If it’s difficult I’ll do it now. If it’s impossible, I’ll do it presently
Legendary cricketer Donald Bradman has been hailed as the greatest batsman of all time. Yet, he always said that the game had existed long before he was born and would continue long after is demise.
“During my career, I was privileged to give the public my interpretation of its character,” he said, “in the same way that a pianist might interpret the works of Beethoven.”
Bradman dominated Australian cricket in the 1920s and 1930s. Controversial bowling tactics deployed by British players during what became known as the Bodyline tour in the early 1930s were designed specifically to counter the challenge posed by Bradman.
During a tour of England in 1934, Bradman almost died, playing through abdominal pain which turned out to be peritonitis – often fatal, before the availability of penicillin. Well-wishers queued to donate blood and even King George V asked to be kept informed. Bradman pulled through and returned to Australia to convalesce.
After serving and being invalided out of the Australian Air Force during the war, Bradman returned to cricket, retiring in 1948. Entering to bat at his last Test match in England, the crowd gave him a standing ovation and his opponents cheered him. His career Test batting average of 99.94 is perhaps the greatest achievement of anyone in any major sport.

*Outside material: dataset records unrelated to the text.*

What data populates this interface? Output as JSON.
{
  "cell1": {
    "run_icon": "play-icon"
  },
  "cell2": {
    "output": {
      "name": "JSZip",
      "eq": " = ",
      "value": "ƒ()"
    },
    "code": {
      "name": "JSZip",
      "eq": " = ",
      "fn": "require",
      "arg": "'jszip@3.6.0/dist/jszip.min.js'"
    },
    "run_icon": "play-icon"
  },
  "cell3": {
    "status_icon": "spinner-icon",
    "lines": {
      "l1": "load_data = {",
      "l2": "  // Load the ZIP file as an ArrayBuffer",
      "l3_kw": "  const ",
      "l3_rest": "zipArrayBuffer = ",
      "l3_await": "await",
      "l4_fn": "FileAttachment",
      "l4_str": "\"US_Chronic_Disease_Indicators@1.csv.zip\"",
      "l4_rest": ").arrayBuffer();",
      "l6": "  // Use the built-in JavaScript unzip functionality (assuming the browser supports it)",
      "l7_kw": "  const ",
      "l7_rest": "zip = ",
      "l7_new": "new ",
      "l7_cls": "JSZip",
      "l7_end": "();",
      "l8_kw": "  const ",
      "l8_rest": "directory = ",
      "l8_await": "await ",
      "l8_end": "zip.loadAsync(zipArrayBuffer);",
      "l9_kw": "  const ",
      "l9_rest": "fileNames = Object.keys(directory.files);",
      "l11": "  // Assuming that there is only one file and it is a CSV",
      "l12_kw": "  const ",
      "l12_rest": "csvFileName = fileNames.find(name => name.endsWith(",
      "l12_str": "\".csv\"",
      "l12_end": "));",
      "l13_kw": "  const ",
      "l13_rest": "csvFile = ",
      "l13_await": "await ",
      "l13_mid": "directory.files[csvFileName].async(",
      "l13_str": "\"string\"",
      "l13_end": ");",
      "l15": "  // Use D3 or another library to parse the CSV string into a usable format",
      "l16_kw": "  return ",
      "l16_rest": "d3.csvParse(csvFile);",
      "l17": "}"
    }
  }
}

He was knighted in 1949.
Shortly before Sir Donald’s death in 2001, Australian Prime Minister John Howard described him as “the greatest living Australian.”
For as long as the game is continued to be played, it’s certain Bradman’s name will never be forgotten.